There are tons of books on modern residential architecture published in recent years. And I (probably you too) have already read quite a few of them. When thinking about getting a new book on the same topic, the key questions we shall all think about are:
What's new in this book? What makes this book different from those I have already read? What does this book add to my collection? What's the unique contribution? What do I learn from this book over and beyond all others?
Unfortunately, this book provides weak answers to these questions. In general, the majority of the houses featured in this book are redundant, uninspiring, and boring. One exception is the SOMA house. There are not many creative ideas in these design. Moderism in architecture is not simply equal to having large glazed windows or using some industrial-flavored materials like concrete. It's a philosophy and life style. It's about innovation and exploration. Many projects selected in this book lack this underlying core. These buildings are just traditional ranch houses with a pseudo-modern apperance.
From a practical standpoint, though some minimalist, bold, and avant-garde houses seem to be "unlivable", clever thinkers can always transform those "unrealistic" elements into feasible design which fits everyday living condition. That's the excitement about architecture and designing: experimentation, creation, and interpretation.
For some good references, check out a book called "Stunning Houses" for high quality and livable modern residential projects.Read more ›
Anyway, after perusing just the first half of this substantial book, I was SOLD. I have been hunting through book after book after book for really good and useful ideas on residential contemporary home design (I have a 15 wooded acre lot I'm planning on building on soon). So many of the books I looked at lacked any real, meat and potatoes/useful detail, and/or they emphasized large commercial structures and/or they went on about these trendy, vague, completely unrealistic notions concerning design (like some guy living in a cardboard box with a toilet). Other books on "minimalism" (a stark, modernistic style) were intriguing and interesting, but really in the end...were completely unrealistic.
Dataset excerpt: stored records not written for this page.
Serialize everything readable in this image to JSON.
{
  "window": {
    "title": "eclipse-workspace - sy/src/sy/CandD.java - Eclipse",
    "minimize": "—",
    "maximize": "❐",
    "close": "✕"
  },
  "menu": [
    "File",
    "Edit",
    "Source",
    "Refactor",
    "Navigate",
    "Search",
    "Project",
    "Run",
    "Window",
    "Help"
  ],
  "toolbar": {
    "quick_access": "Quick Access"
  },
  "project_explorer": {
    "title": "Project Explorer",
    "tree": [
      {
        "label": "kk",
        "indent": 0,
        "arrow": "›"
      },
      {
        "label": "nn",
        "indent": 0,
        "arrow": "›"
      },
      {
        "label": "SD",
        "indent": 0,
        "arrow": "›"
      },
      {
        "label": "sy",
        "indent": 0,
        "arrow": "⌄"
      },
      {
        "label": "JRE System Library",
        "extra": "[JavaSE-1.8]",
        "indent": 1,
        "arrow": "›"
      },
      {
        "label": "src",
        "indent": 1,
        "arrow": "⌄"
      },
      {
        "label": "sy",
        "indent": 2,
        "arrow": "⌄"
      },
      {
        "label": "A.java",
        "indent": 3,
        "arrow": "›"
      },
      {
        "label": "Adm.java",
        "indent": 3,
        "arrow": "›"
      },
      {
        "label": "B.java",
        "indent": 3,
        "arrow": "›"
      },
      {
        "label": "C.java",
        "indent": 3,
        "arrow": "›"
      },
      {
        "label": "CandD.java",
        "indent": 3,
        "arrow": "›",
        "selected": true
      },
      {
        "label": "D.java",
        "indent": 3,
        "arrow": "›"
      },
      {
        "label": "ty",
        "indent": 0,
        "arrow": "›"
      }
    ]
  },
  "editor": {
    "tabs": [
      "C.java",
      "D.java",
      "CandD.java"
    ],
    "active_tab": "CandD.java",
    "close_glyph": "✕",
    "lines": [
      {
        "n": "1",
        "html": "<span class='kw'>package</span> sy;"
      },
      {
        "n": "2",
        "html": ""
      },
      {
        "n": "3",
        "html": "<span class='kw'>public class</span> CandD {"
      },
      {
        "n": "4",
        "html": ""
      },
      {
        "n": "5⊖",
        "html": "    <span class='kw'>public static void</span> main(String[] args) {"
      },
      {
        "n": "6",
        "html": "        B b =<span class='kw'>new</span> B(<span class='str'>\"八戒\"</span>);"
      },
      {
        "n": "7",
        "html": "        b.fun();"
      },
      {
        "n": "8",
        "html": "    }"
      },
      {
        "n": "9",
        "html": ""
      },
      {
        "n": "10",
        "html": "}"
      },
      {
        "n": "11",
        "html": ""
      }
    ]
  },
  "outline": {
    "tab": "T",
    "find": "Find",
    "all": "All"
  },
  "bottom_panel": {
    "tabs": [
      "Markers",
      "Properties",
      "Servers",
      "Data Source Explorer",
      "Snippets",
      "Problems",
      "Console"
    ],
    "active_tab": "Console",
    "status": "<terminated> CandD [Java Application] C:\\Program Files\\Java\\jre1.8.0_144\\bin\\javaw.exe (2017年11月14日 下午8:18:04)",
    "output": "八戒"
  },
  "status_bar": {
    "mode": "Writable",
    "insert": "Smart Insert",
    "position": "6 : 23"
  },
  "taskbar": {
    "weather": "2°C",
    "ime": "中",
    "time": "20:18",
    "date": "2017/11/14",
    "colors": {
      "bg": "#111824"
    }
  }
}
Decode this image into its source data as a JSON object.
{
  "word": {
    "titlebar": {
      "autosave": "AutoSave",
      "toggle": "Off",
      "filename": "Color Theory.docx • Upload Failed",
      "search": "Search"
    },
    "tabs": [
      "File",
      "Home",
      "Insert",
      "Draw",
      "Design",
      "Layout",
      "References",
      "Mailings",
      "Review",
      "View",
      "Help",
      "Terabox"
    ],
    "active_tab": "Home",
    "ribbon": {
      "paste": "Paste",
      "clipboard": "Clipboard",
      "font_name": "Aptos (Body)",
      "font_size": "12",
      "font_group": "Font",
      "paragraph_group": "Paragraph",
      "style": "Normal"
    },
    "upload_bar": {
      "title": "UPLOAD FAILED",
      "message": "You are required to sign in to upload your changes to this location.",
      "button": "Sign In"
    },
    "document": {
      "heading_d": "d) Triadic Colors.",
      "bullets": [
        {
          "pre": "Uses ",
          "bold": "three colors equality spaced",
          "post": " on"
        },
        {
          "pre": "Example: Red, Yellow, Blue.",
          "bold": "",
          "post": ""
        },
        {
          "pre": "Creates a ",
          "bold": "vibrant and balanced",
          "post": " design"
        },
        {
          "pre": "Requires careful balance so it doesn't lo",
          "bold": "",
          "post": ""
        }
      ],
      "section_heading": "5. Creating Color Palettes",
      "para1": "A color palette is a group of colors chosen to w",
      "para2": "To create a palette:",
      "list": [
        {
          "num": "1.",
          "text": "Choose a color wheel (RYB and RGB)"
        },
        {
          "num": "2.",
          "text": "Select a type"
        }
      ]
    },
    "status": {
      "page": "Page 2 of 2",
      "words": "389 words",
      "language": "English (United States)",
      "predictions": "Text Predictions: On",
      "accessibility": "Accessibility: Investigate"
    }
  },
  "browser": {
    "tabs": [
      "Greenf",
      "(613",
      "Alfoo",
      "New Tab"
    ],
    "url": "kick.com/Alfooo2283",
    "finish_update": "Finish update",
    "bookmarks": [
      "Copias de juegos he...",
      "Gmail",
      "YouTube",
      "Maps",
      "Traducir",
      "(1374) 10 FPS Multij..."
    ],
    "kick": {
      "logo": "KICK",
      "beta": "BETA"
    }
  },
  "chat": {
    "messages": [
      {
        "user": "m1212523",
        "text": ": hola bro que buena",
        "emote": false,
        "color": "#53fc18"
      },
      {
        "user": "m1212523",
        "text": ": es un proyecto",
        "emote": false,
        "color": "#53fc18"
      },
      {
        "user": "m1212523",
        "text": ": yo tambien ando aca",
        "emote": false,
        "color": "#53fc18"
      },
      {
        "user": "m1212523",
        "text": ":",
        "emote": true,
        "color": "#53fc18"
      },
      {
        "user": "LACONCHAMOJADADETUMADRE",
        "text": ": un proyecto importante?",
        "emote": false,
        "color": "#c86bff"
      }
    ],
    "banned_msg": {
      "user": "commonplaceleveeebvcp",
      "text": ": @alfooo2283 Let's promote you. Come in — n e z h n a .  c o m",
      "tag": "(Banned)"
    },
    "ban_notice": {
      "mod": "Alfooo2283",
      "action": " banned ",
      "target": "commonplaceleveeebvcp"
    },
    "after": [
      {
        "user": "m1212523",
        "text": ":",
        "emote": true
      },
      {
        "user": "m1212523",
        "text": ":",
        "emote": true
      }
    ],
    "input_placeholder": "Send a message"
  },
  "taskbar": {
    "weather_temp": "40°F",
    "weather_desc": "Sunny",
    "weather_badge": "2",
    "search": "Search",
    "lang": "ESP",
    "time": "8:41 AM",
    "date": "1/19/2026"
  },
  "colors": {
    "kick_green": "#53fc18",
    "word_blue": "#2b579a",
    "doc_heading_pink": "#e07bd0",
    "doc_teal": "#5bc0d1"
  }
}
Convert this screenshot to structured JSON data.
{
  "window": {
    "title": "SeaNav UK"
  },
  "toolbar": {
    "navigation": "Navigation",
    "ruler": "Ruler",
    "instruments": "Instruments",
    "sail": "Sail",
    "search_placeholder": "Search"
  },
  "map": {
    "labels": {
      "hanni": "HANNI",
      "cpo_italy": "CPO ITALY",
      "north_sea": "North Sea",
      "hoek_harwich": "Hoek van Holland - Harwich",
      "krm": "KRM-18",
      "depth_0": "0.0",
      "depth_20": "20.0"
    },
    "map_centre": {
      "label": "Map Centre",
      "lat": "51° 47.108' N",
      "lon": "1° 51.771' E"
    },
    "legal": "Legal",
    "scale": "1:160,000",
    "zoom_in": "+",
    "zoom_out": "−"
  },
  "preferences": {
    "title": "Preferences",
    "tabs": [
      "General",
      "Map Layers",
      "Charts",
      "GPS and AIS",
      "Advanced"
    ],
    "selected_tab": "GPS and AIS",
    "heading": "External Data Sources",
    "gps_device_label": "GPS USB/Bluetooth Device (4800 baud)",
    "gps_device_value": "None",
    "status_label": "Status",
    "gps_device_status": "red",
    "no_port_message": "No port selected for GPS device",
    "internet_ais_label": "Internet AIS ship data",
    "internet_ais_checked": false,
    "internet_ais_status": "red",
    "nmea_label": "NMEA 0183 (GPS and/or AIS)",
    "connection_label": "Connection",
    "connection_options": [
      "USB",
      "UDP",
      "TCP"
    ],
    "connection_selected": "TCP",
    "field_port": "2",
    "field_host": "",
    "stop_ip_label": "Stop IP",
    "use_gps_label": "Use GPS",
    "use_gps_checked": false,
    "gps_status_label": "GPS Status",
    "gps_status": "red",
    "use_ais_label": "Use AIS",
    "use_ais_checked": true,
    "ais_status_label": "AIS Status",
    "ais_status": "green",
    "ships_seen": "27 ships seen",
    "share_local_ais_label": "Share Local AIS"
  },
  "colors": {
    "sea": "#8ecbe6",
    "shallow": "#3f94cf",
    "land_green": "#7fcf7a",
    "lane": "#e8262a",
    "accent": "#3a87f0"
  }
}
I mean, where am I supposed to keep my "SCHTUFF???" (yeah, I know, I'm one of those shallow, bourgeois, materialistic Westerners).
Other modern architecture books usually provide just a few flashy pictures and some unspecific/unclear, artsy fartsy double talk/new agey bs description of some millionaire's home in southern California. C'mon, not really useful for a Joe Blow like me who needs some real ideas and a much more fleshed out description of how these houses are designed and built.
Well, this book is not like that. Don't get me wrong, it is a thick, sophisticated and richly detailed book. And although most of the homes in it are also the very expensive "millionaire homes", there are also some more modest homes included as well.Read more ›